Thursday, December 22, 2005

The beginning of spring

While the rest of the northern hemisphere greets December 21st as the beginning of winter, I prefer to think of it as the first day of spring. I have survived another short, dark day. For the next six months or so I will celebrate each extra minute or two of sunlight as the days grow longer.

The darkness is hard for me. When twilight falls before 5 pm it's tough to carry on into the night. I've never been a night person, ever. The night is a scary place for me, where evil lurks just out of view. I'm not much for artificial lighting either. Fluorescent lights make me feel jumpy. The light is cold and harsh. Regular bulbs aren't much better.

The so called natural color lights are an improvement. My studio is illuminated by them, making my time at the sewing machine the perfect cure for the winter blahs.

In two days my family will gather here to celebrate Christmas. What a perfect tonic for the darkness of December: family, laughter, food and the promise of the gift of eternal life. And the earthy presents aren't so bad either.

Wednesday, December 21, 2005


It's a embarrassment of riches, to have so many opportunities available that I can't choose what to do next.

There's always the next book to write, that is my bread and butter, my day job, I guess. But gee whiz, that's a pretty cool day job, wouldn't you agree? The hardest part is getting started.

There's the hundreds of yards of fabric that the manufacturers have sent to me. How cool is that? Free top quality quilting fabric has arrived at my studio door by the box load. And I feel guilty about it! This fabric has real value to me. I take my responsibility to use the fabric in a way that promotes both my designs and the fabric very seriously. So, I'm nervous about cutting into the free stuff. I'm working on getting over myself!

And then there's the possibility of creating my own fabric line. Gosh, that's so beguiling an opportunity that I can hardly wrap my head around it. But I'm not an artist, at least not a trained one. It will take weeks of work to make the designs come alive. And I have a book to write.

So, here I sit, bloggging away. I'm hoping that just throwing down words, playing with them for a bit and moving on will break the log jam in my brain. I think it's working. I cleaned my desk off yesterday. Clearing the cutting table is next. And then I'm going to cut fabric. Really I am.

Tuesday, December 20, 2005

Taking Time

Yesterday while getting my blood drawn for a routine test the lab tech bemoaned the hurried pace of our society.

Take time to enjoy the day, she said. I thought that was a pretty funny thing to say to someone while poking them in the arm with a needle. Yep, getting stuck with needles is right at the top of my list of things to do to make the most of a day.

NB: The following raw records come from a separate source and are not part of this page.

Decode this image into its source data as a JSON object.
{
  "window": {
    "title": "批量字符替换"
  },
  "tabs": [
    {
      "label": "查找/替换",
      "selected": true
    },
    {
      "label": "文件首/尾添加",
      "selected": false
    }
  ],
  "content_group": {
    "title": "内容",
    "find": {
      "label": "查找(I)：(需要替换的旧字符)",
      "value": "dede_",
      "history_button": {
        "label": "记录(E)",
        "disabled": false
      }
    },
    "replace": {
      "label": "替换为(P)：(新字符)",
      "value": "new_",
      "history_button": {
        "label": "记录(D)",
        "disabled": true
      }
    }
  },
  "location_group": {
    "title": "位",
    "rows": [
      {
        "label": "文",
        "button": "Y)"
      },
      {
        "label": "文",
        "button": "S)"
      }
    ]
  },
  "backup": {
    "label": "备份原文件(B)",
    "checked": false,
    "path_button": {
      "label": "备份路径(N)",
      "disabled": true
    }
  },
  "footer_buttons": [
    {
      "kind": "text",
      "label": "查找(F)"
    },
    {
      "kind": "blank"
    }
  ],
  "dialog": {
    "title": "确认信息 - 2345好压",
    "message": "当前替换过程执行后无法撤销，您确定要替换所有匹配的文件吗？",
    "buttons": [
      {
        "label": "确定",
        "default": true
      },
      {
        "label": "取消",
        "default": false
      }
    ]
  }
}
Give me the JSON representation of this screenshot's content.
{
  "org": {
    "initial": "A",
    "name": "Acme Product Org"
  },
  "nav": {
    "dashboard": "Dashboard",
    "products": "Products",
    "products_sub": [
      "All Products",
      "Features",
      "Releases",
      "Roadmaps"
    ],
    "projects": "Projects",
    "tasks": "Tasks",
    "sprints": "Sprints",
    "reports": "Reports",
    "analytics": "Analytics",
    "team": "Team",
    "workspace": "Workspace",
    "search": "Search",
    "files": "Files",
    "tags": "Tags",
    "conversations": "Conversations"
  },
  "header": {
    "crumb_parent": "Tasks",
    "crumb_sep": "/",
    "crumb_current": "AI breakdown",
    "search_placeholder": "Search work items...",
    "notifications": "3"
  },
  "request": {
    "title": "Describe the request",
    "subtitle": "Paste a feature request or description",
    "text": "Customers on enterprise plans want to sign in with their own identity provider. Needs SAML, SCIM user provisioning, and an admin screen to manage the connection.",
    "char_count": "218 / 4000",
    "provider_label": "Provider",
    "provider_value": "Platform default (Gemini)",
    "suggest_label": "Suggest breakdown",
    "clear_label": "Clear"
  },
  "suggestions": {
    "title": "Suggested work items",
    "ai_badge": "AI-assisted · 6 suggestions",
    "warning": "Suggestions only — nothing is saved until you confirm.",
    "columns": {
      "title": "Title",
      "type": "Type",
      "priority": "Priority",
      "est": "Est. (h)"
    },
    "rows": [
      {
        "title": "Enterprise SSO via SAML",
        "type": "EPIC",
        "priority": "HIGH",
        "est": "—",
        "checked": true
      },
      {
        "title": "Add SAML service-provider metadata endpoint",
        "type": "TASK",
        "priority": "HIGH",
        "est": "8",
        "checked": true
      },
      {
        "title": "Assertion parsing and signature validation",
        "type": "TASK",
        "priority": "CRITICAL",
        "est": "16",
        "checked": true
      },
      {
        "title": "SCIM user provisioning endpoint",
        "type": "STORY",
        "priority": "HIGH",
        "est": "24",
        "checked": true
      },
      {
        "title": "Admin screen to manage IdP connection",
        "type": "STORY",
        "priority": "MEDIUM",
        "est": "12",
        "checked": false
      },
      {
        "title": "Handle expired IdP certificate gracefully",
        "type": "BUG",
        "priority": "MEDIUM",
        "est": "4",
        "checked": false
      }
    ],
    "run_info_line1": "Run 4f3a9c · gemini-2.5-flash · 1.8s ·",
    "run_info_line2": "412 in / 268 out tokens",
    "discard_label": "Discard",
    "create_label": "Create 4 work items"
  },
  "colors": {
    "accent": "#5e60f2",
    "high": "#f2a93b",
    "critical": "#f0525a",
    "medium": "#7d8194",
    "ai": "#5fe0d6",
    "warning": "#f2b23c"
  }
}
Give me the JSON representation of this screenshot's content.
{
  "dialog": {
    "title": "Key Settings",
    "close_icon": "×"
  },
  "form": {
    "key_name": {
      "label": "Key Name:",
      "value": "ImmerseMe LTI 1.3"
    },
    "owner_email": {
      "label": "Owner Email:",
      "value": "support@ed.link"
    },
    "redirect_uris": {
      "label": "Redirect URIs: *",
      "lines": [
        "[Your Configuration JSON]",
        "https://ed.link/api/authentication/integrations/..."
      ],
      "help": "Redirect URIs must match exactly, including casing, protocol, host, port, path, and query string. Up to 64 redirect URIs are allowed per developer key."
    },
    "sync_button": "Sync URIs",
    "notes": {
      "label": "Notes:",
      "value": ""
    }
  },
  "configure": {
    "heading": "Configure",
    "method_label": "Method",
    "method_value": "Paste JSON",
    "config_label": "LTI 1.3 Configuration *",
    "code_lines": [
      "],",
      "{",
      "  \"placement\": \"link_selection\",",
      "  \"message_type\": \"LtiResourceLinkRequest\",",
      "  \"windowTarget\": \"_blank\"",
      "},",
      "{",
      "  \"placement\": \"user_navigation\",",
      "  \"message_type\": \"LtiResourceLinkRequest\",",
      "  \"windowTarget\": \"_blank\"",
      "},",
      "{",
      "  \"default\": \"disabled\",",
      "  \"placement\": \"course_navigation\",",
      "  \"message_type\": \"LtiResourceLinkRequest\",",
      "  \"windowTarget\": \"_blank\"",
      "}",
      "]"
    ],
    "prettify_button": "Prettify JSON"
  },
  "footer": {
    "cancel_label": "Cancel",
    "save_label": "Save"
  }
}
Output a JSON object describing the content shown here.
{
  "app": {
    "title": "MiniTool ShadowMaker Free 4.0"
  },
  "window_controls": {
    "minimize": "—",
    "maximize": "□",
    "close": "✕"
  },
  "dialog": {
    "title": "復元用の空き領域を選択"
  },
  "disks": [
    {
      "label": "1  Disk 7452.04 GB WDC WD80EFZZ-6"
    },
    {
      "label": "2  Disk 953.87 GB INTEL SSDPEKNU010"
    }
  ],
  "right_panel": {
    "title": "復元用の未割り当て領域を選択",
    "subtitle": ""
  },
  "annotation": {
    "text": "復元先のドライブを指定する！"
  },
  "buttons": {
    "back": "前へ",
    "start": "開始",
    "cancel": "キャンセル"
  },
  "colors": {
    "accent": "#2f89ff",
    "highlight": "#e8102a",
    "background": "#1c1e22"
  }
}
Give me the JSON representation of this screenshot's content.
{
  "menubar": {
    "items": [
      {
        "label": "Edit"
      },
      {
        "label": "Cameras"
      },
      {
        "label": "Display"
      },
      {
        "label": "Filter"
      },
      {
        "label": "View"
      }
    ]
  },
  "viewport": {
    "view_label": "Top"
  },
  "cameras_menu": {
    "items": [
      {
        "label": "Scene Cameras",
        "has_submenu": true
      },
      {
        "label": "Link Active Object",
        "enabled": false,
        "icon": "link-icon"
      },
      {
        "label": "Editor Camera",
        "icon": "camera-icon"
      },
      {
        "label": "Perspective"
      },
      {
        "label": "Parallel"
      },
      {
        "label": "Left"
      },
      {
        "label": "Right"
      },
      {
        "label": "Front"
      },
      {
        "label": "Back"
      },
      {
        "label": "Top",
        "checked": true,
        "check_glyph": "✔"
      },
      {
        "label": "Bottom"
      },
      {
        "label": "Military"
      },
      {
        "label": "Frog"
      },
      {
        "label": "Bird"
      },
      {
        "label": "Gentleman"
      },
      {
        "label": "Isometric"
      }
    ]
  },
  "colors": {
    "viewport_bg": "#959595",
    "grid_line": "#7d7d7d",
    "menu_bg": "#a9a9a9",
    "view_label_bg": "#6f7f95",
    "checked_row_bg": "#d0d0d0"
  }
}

Of course then the phrase "take time" stuck in my head. Take time? Where? Where would time like to go? Seems to me that time already goes too quickly. (Unless you have a needle in your arm and then time moves at a disconcertingly leisurely pace.) Time doesn't seem to need my help getting anywhere. Wherever I go, time is already gone.

Take time? From whom? I can take MY time, sure, but can I take yours? I guess if I made you do something useless I would be taking your time too, but most people frown on that. If I take my time can I give it to you? When we do things for others which will free up some of their time. Then they can decide what they are doing with all that extra time.

But my whole problem with time is that once it's gone there's no getting it back. We can redo a task but we can never relive a moment. The remembering takes yet another moment. Time moves on whether I take it, waste it, make it or try to keep it.

Sunday, December 18, 2005

The deep midwinter

Okay, it's true. I love snow, and since my inner child started playing with matches, I prefer the cold as well.

There are few things more beautiful than falling snow.
Sometimes the snow is heavy and wet, dropping from the sky in huge, exuberant globs. Other times the dry, crisp snow sparkles its way to the earth.

The sound of snow as it falls is the most gentle sigh, one of deep contentment. The quiet is deep and comforting. The harsh sounds of modern life are buried in the cold blanket. It doesn't hurt that snowy roads slow the traffic on the highway out front. As the break-neck urgency of the present gives way to the cautious crawl on the slippery drive I am reminded that this road, which began as in pathway for the native people, has welcomed travelers from ages past.

Living in an old house is always an adventure. Many of the windows still hold glass created more than 150 years ago. As I watch the snow fall I wonder who else has watched the seasons through these panes. Did she too try to capture the spell of the moment? Did she store up the textures and sounds in her minds eye? Perhaps she was too practical for so frivolous a pursuit.

Snow will come again, but will I be here to see it? I'm watching, listening, learning just in case.